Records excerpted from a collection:
***

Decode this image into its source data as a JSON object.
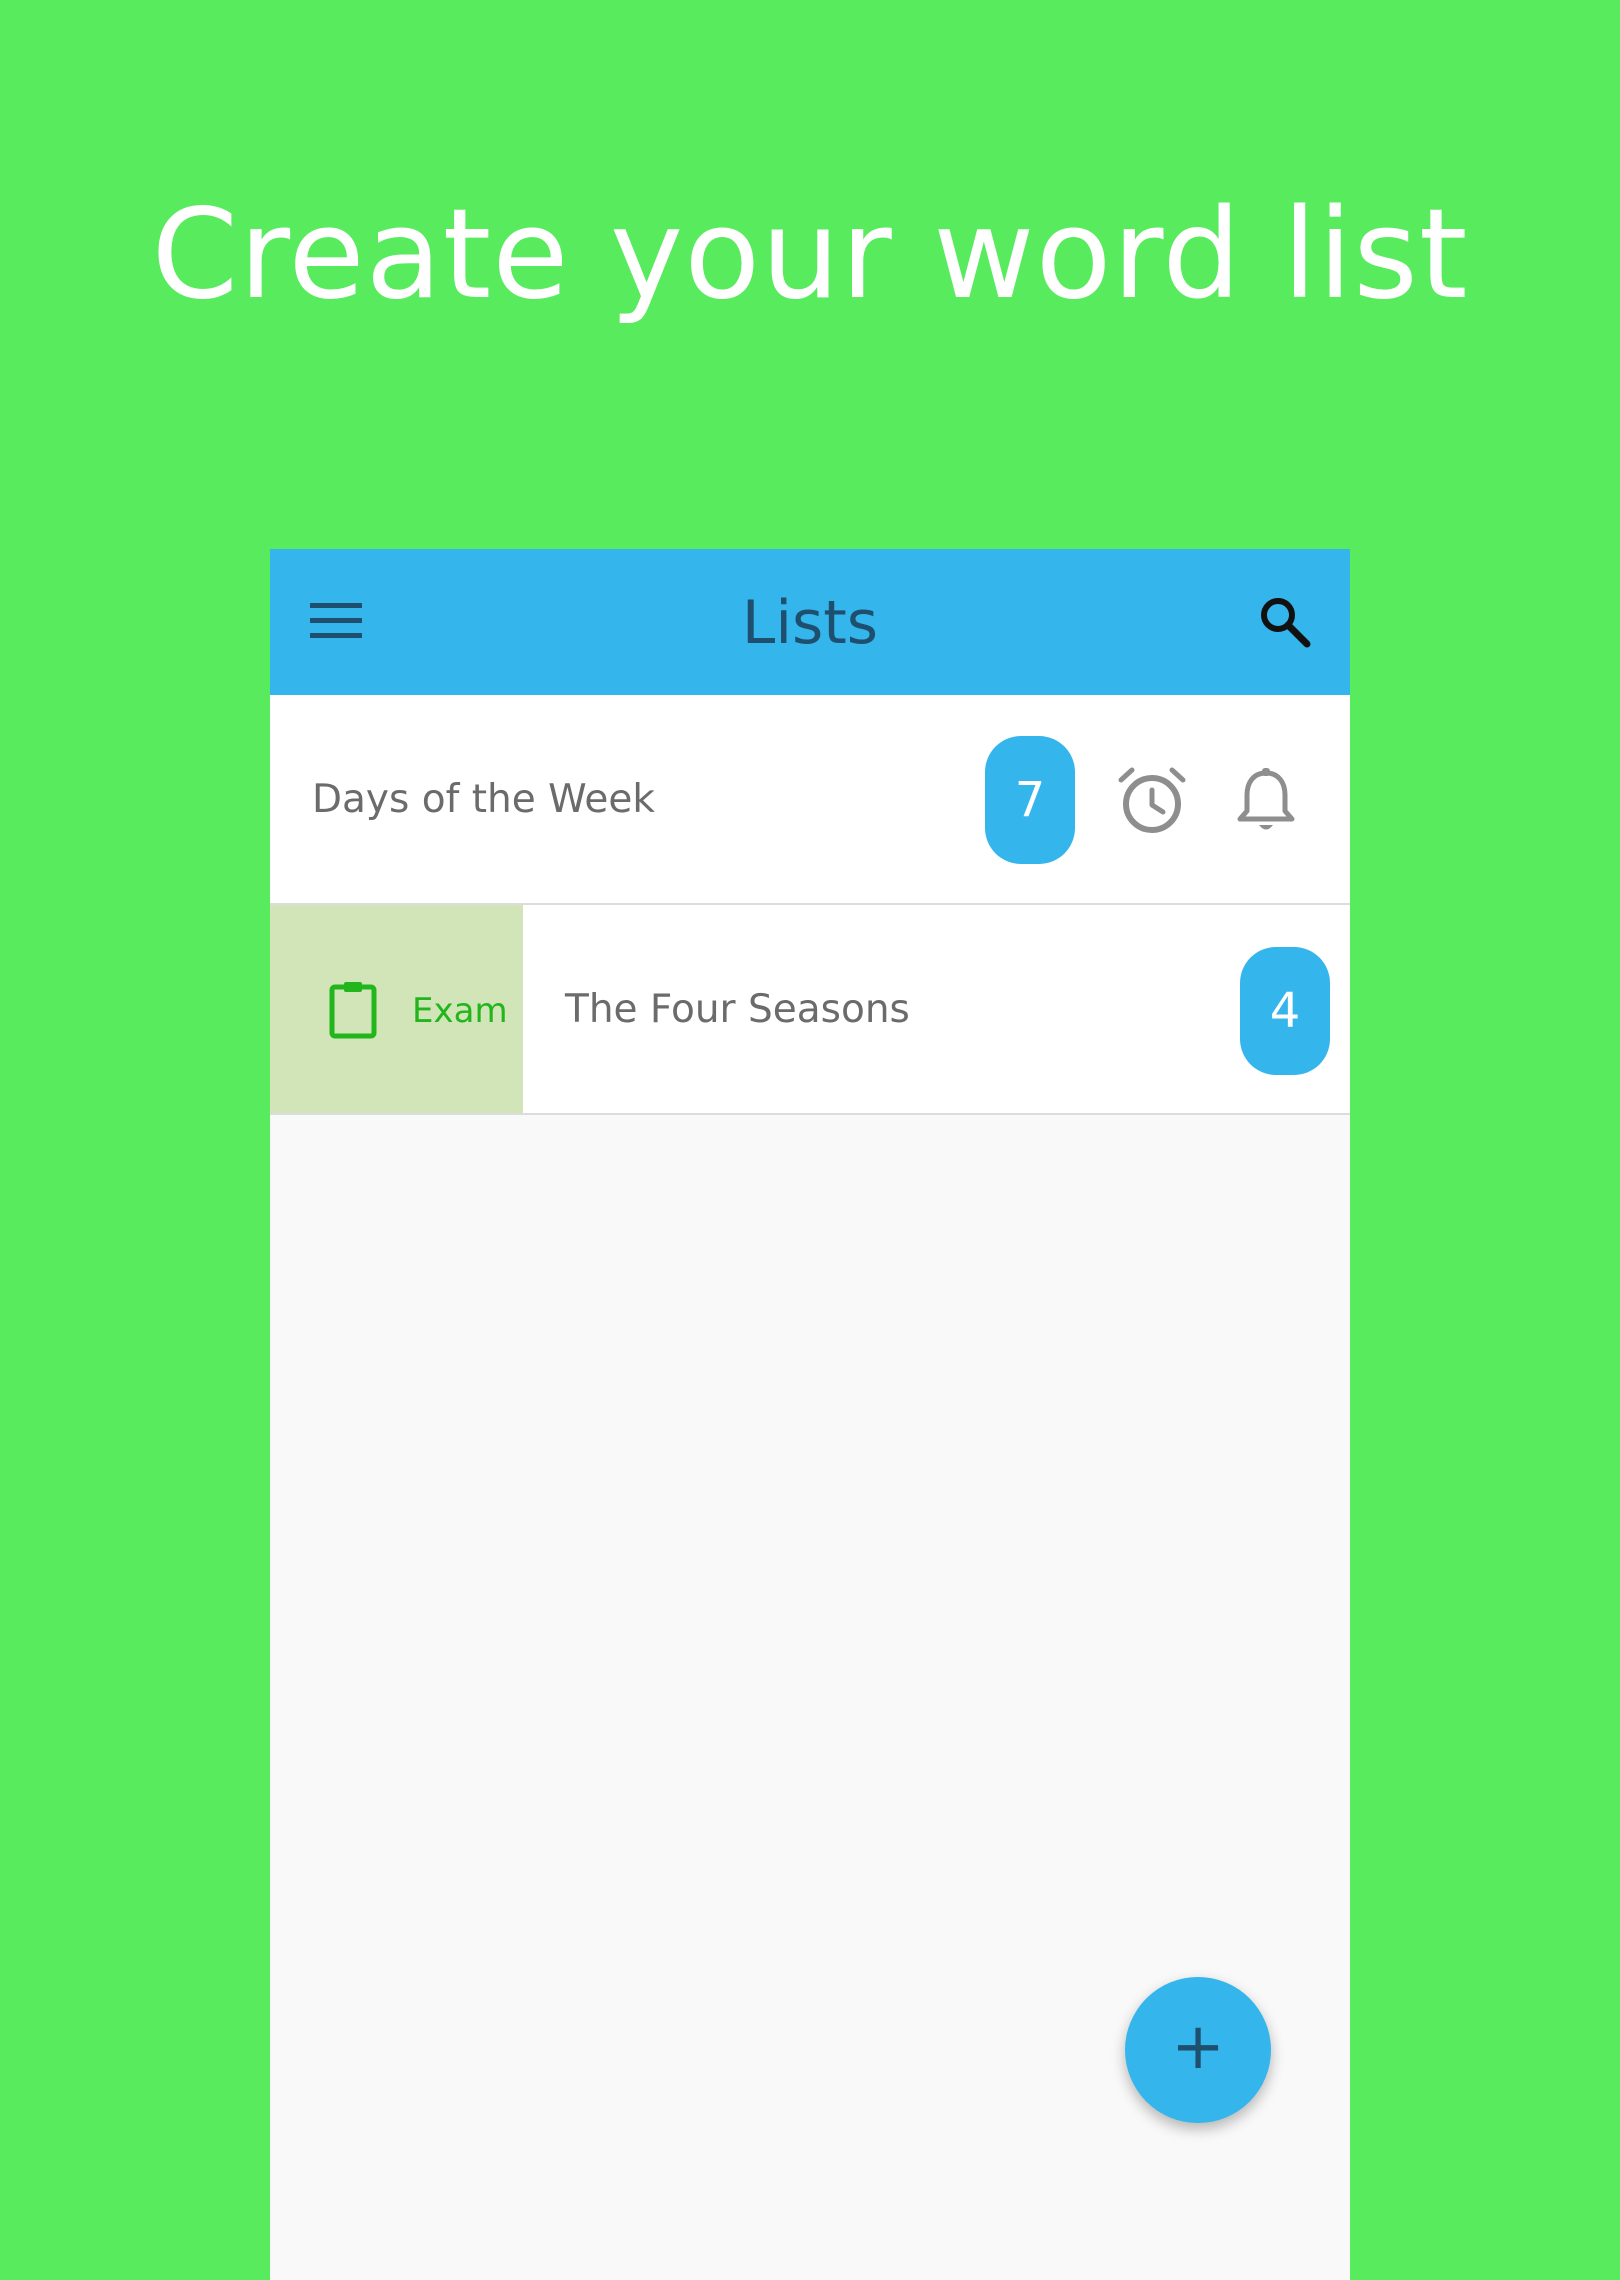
{
  "headline": "Create your word list",
  "app_bar": {
    "title": "Lists",
    "menu_icon": "menu-icon",
    "search_icon": "search-icon",
    "color": "#34B5EC"
  },
  "lists": [
    {
      "title": "Days of the Week",
      "count": "7",
      "icons": [
        "alarm-icon",
        "bell-icon"
      ]
    },
    {
      "title": "The Four Seasons",
      "count": "4",
      "swipe_action": {
        "label": "Exam",
        "icon": "clipboard-icon",
        "color": "#22B61C"
      }
    }
  ],
  "fab": {
    "glyph": "+",
    "icon": "add-icon"
  },
  "colors": {
    "background": "#58EB5E",
    "accent": "#34B5EC",
    "swipe_background": "#D1E5B8"
  }
}
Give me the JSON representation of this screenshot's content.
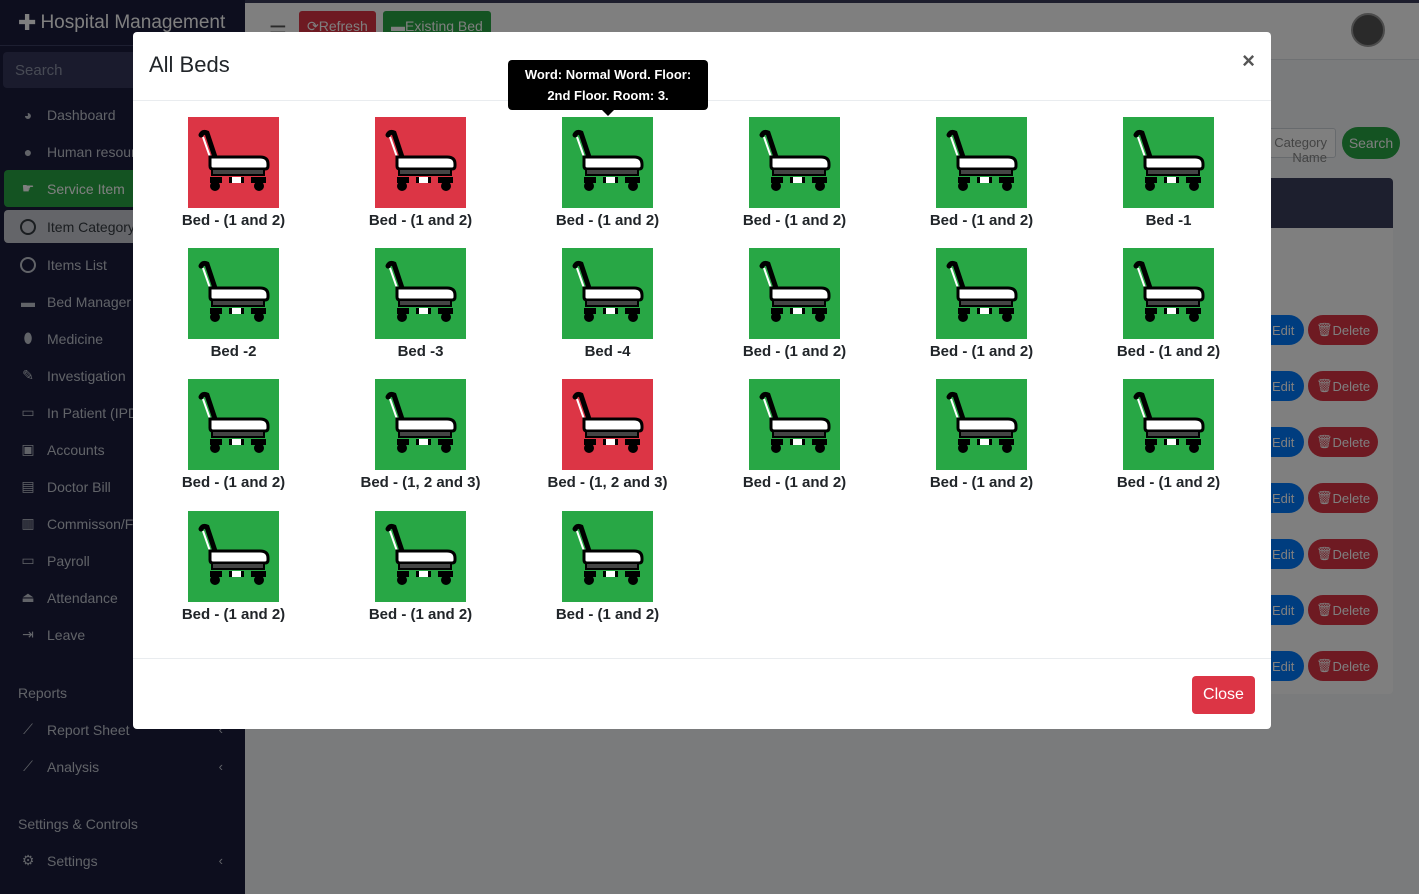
{
  "sidebar": {
    "brand": "Hospital Management",
    "search_placeholder": "Search",
    "items": [
      {
        "label": "Dashboard",
        "icon": "dashboard-icon"
      },
      {
        "label": "Human resource",
        "icon": "user-icon"
      },
      {
        "label": "Service Item",
        "icon": "hand-icon"
      },
      {
        "label": "Item Category",
        "icon": "circle-icon"
      },
      {
        "label": "Items List",
        "icon": "circle-icon"
      },
      {
        "label": "Bed Manager",
        "icon": "bed-icon"
      },
      {
        "label": "Medicine",
        "icon": "pills-icon"
      },
      {
        "label": "Investigation",
        "icon": "syringe-icon"
      },
      {
        "label": "In Patient (IPD)",
        "icon": "procedures-icon"
      },
      {
        "label": "Accounts",
        "icon": "money-icon"
      },
      {
        "label": "Doctor Bill",
        "icon": "wallet-icon"
      },
      {
        "label": "Commisson/Fee",
        "icon": "card-icon"
      },
      {
        "label": "Payroll",
        "icon": "card-icon"
      },
      {
        "label": "Attendance",
        "icon": "bell-icon"
      },
      {
        "label": "Leave",
        "icon": "sign-out-icon"
      }
    ],
    "reports_header": "Reports",
    "report_items": [
      {
        "label": "Report Sheet"
      },
      {
        "label": "Analysis"
      }
    ],
    "settings_header": "Settings & Controls",
    "settings_item": "Settings"
  },
  "topbar": {
    "refresh": "Refresh",
    "existing_bed": "Existing Bed"
  },
  "page": {
    "search_placeholder": "Category Name",
    "search_button": "Search",
    "edit": "Edit",
    "delete": "Delete"
  },
  "modal": {
    "title": "All Beds",
    "close_x": "×",
    "close_button": "Close",
    "tooltip": "Word: Normal Word. Floor: 2nd Floor. Room: 3.",
    "beds": [
      {
        "label": "Bed - (1 and 2)",
        "status": "occupied"
      },
      {
        "label": "Bed - (1 and 2)",
        "status": "occupied"
      },
      {
        "label": "Bed - (1 and 2)",
        "status": "available"
      },
      {
        "label": "Bed - (1 and 2)",
        "status": "available"
      },
      {
        "label": "Bed - (1 and 2)",
        "status": "available"
      },
      {
        "label": "Bed -1",
        "status": "available"
      },
      {
        "label": "Bed -2",
        "status": "available"
      },
      {
        "label": "Bed -3",
        "status": "available"
      },
      {
        "label": "Bed -4",
        "status": "available"
      },
      {
        "label": "Bed - (1 and 2)",
        "status": "available"
      },
      {
        "label": "Bed - (1 and 2)",
        "status": "available"
      },
      {
        "label": "Bed - (1 and 2)",
        "status": "available"
      },
      {
        "label": "Bed - (1 and 2)",
        "status": "available"
      },
      {
        "label": "Bed - (1, 2 and 3)",
        "status": "available"
      },
      {
        "label": "Bed - (1, 2 and 3)",
        "status": "occupied"
      },
      {
        "label": "Bed - (1 and 2)",
        "status": "available"
      },
      {
        "label": "Bed - (1 and 2)",
        "status": "available"
      },
      {
        "label": "Bed - (1 and 2)",
        "status": "available"
      },
      {
        "label": "Bed - (1 and 2)",
        "status": "available"
      },
      {
        "label": "Bed - (1 and 2)",
        "status": "available"
      },
      {
        "label": "Bed - (1 and 2)",
        "status": "available"
      }
    ]
  },
  "colors": {
    "available": "#28a745",
    "occupied": "#dc3545",
    "sidebar_bg": "#1a1c3d"
  }
}
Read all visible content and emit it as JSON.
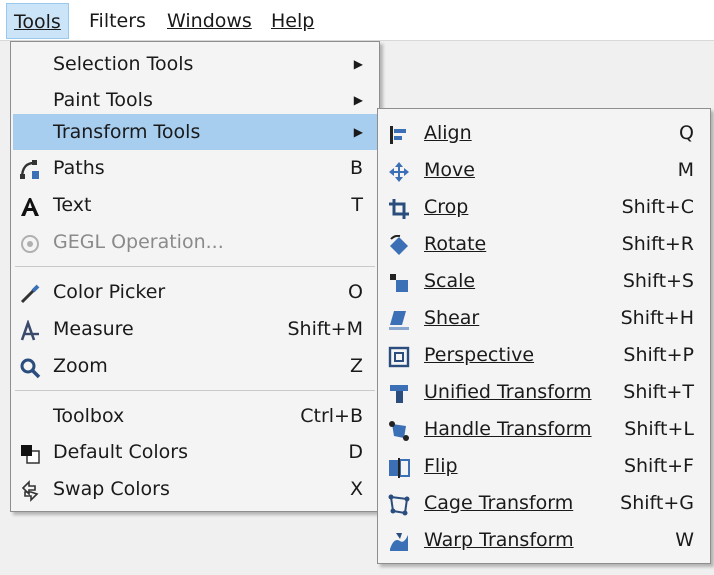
{
  "menubar": {
    "items": [
      {
        "label": "Tools",
        "active": true
      },
      {
        "label": "Filters",
        "active": false
      },
      {
        "label": "Windows",
        "active": false
      },
      {
        "label": "Help",
        "active": false
      }
    ]
  },
  "tools_menu": {
    "items": [
      {
        "label": "Selection Tools",
        "shortcut": "",
        "submenu": true,
        "icon": "none"
      },
      {
        "label": "Paint Tools",
        "shortcut": "",
        "submenu": true,
        "icon": "none"
      },
      {
        "label": "Transform Tools",
        "shortcut": "",
        "submenu": true,
        "icon": "none",
        "highlighted": true
      },
      {
        "label": "Paths",
        "shortcut": "B",
        "icon": "paths-icon"
      },
      {
        "label": "Text",
        "shortcut": "T",
        "icon": "text-icon"
      },
      {
        "label": "GEGL Operation...",
        "shortcut": "",
        "icon": "gegl-icon",
        "disabled": true
      },
      {
        "label": "Color Picker",
        "shortcut": "O",
        "icon": "color-picker-icon"
      },
      {
        "label": "Measure",
        "shortcut": "Shift+M",
        "icon": "measure-icon"
      },
      {
        "label": "Zoom",
        "shortcut": "Z",
        "icon": "zoom-icon"
      },
      {
        "label": "Toolbox",
        "shortcut": "Ctrl+B",
        "icon": "none"
      },
      {
        "label": "Default Colors",
        "shortcut": "D",
        "icon": "default-colors-icon"
      },
      {
        "label": "Swap Colors",
        "shortcut": "X",
        "icon": "swap-colors-icon"
      }
    ]
  },
  "transform_menu": {
    "items": [
      {
        "label": "Align",
        "shortcut": "Q",
        "icon": "align-icon"
      },
      {
        "label": "Move",
        "shortcut": "M",
        "icon": "move-icon"
      },
      {
        "label": "Crop",
        "shortcut": "Shift+C",
        "icon": "crop-icon"
      },
      {
        "label": "Rotate",
        "shortcut": "Shift+R",
        "icon": "rotate-icon"
      },
      {
        "label": "Scale",
        "shortcut": "Shift+S",
        "icon": "scale-icon"
      },
      {
        "label": "Shear",
        "shortcut": "Shift+H",
        "icon": "shear-icon"
      },
      {
        "label": "Perspective",
        "shortcut": "Shift+P",
        "icon": "perspective-icon"
      },
      {
        "label": "Unified Transform",
        "shortcut": "Shift+T",
        "icon": "unified-transform-icon"
      },
      {
        "label": "Handle Transform",
        "shortcut": "Shift+L",
        "icon": "handle-transform-icon"
      },
      {
        "label": "Flip",
        "shortcut": "Shift+F",
        "icon": "flip-icon"
      },
      {
        "label": "Cage Transform",
        "shortcut": "Shift+G",
        "icon": "cage-transform-icon"
      },
      {
        "label": "Warp Transform",
        "shortcut": "W",
        "icon": "warp-transform-icon"
      }
    ]
  },
  "colors": {
    "highlight": "#a7cdef",
    "menubar_active": "#cce4f7",
    "icon_blue": "#3b6fb6",
    "disabled_text": "#8a8a8a"
  }
}
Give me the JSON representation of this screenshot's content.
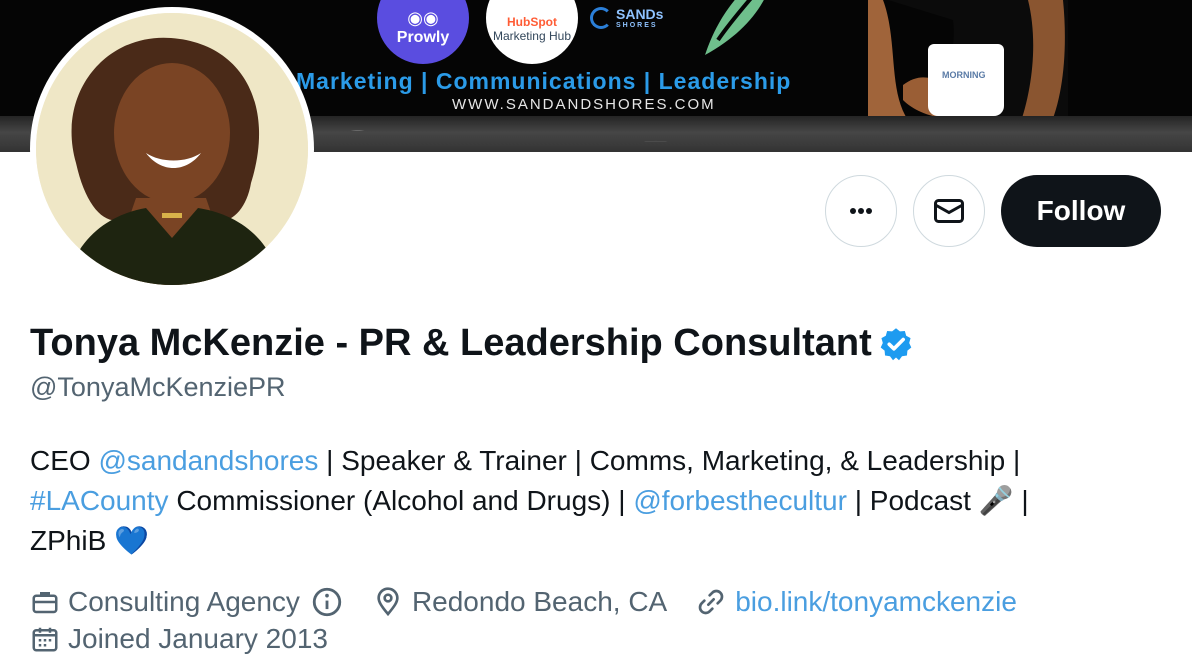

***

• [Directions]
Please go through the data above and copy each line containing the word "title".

• [Result below]
    "title": "Lists",
      "title": "Days of the Week",
      "title": "The Four Seasons",
    "title": "All Beds",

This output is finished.